2021 POINTS OF EMPHASIS
AERIAL BALLS AND HIGH BALLS
With increased play on artificial surfaces and better skill levels, aerial balls, which are balls lifted intentionally with a flick or scoop, are becoming more prevalent. A high ball is one which is unintentionally lifted by a hit, is deflected into the air, or pops up above knee height between two players. Officials must consider height, speed and proximity to other players in order to determine danger. The NFHS Field Hockey Rules Committee developed a three-page infographic for officials’ education. The infographic can be found here.
PROVIDING AN OFFICIAL SCORER AND TIMER

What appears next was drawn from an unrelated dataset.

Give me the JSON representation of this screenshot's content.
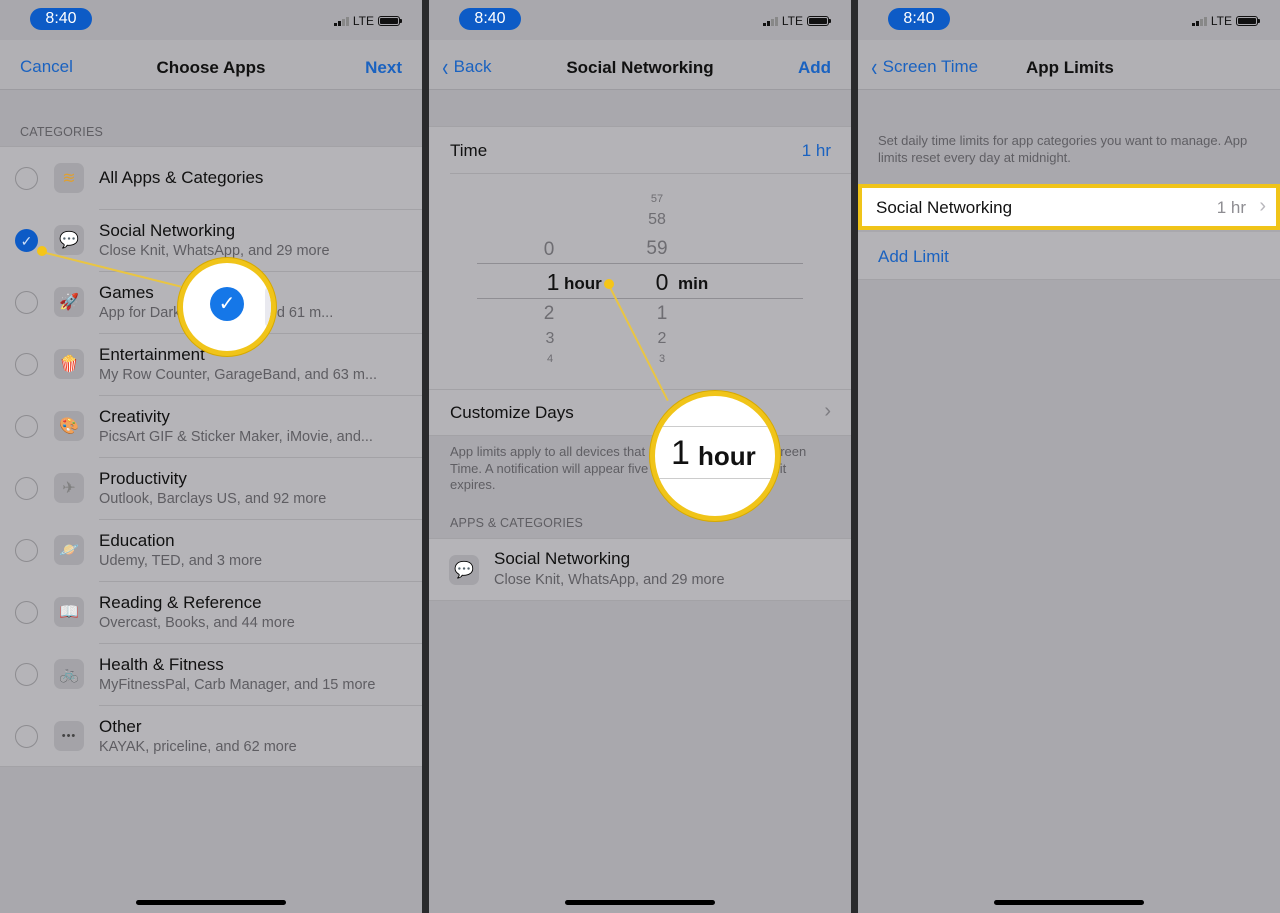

Scorers and timers are an integral part of the official’s team. As a part of the officiating crew, they should give appearance to impartiality and neutrality throughout the contest. Verbal or visible reactions to outstanding plays or official’s calls is inappropriate. Rule 2-2 outlines the duties of the scorers and timers for field hockey. The home team shall supply the official timer and scorer. They are to remain at the scorer’s table for the entire game, including intermissions between quarters. The home team should supply an audible device as well as a game clock and stopwatch. NFHS rules recommend they wear officials pinnies at the table.

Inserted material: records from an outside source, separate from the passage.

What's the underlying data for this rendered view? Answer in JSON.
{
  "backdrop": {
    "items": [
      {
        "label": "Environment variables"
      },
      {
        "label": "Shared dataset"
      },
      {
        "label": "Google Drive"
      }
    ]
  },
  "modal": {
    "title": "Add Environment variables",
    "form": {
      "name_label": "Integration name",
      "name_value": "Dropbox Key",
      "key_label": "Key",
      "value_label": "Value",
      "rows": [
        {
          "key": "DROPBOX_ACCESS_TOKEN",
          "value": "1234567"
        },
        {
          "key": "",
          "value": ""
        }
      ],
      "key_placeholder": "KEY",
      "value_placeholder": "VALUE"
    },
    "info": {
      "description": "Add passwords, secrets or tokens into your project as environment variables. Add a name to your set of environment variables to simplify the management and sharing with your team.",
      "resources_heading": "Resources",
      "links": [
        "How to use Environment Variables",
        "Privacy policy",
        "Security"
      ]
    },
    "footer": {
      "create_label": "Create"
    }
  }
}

Smooth passing and dribbling techniques are two core skills all players should know how to do. Players should also know how to tackle the opponent when the ball is in their possession. The NFHS rules book defines tackling as a technique executed by a player in an attempt to gain possession or cause the opponent to lose possession of the ball. To properly execute a tackle, the player must be in the proper position to avoid a foul. The player shall not use the stick dangerously, nor deliberately make body or stick contact to gain any advantage when tackling. Remember that a player can’t hit, hook or hold an opponent’s stick with the stick. There should be clear intent to play the ball by the tackling player and the timing of the movement must be exact.

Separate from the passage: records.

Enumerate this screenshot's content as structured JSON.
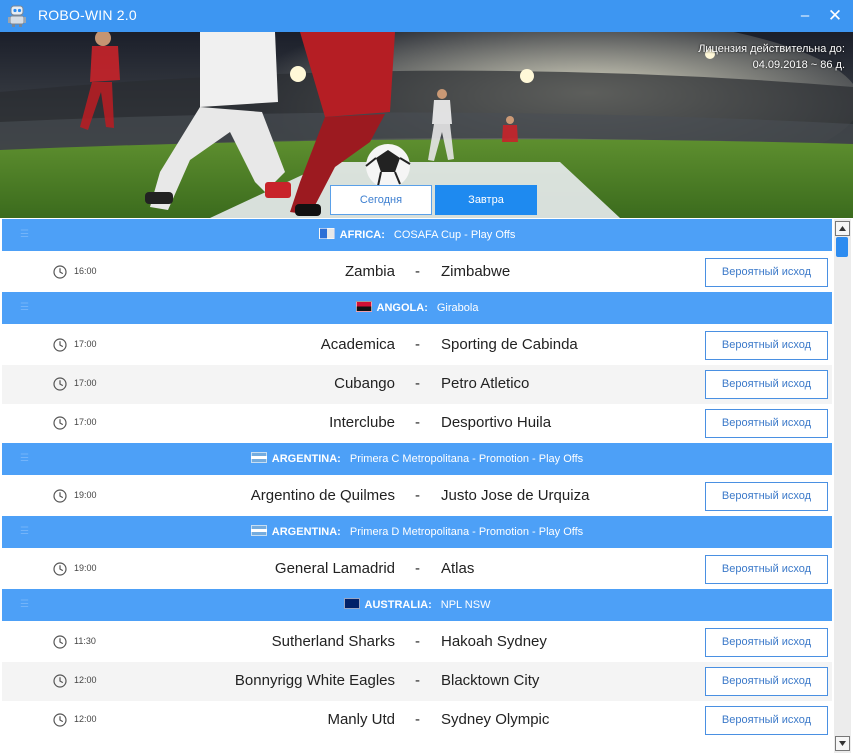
{
  "window": {
    "title": "ROBO-WIN 2.0",
    "minimize_glyph": "–",
    "close_glyph": "✕"
  },
  "banner": {
    "license_line1": "Лицензия действительна до:",
    "license_line2": "04.09.2018 ~ 86 д."
  },
  "tabs": {
    "today": "Сегодня",
    "tomorrow": "Завтра",
    "active": "tomorrow"
  },
  "button_label": "Вероятный исход",
  "groups": [
    {
      "country": "AFRICA:",
      "competition": "COSAFA Cup - Play Offs",
      "flag": "africa",
      "matches": [
        {
          "time": "16:00",
          "home": "Zambia",
          "away": "Zimbabwe"
        }
      ]
    },
    {
      "country": "ANGOLA:",
      "competition": "Girabola",
      "flag": "angola",
      "matches": [
        {
          "time": "17:00",
          "home": "Academica",
          "away": "Sporting de Cabinda"
        },
        {
          "time": "17:00",
          "home": "Cubango",
          "away": "Petro Atletico"
        },
        {
          "time": "17:00",
          "home": "Interclube",
          "away": "Desportivo Huila"
        }
      ]
    },
    {
      "country": "ARGENTINA:",
      "competition": "Primera C Metropolitana - Promotion - Play Offs",
      "flag": "argentina",
      "matches": [
        {
          "time": "19:00",
          "home": "Argentino de Quilmes",
          "away": "Justo Jose de Urquiza"
        }
      ]
    },
    {
      "country": "ARGENTINA:",
      "competition": "Primera D Metropolitana - Promotion - Play Offs",
      "flag": "argentina",
      "matches": [
        {
          "time": "19:00",
          "home": "General Lamadrid",
          "away": "Atlas"
        }
      ]
    },
    {
      "country": "AUSTRALIA:",
      "competition": "NPL NSW",
      "flag": "australia",
      "matches": [
        {
          "time": "11:30",
          "home": "Sutherland Sharks",
          "away": "Hakoah Sydney"
        },
        {
          "time": "12:00",
          "home": "Bonnyrigg White Eagles",
          "away": "Blacktown City"
        },
        {
          "time": "12:00",
          "home": "Manly Utd",
          "away": "Sydney Olympic"
        }
      ]
    }
  ],
  "colors": {
    "titlebar": "#3d96f2",
    "league_bar": "#4da0f7",
    "active_tab": "#1e8af0",
    "button_border": "#4a90e2"
  },
  "icons": {
    "app": "robot-icon",
    "match_time": "clock-icon"
  }
}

The opponent (and attack players inside the attacking 25) shall be 5 yards from the selfstart/ free hit. If an opponent is within 5 yards of the ball, a player may shadow the opponent but must not interfere with the taking of the free hit/self–start and must not play nor attempt to play the ball. The NFHS rules book defines shadowing as the act of being within playing distance of an opponent and following the player’s movement on the field without impeding progress. If this player is not playing the ball, attempting to play the ball or influencing play, the player has not violated the 5-yard rule. If the player does impede progress or influence play, a warning shall be issued and another free hit may be awarded. For repetitive violations by a player, the official should use the proper card progression. Be aware that the player taking the self-pass does not have to delay the start.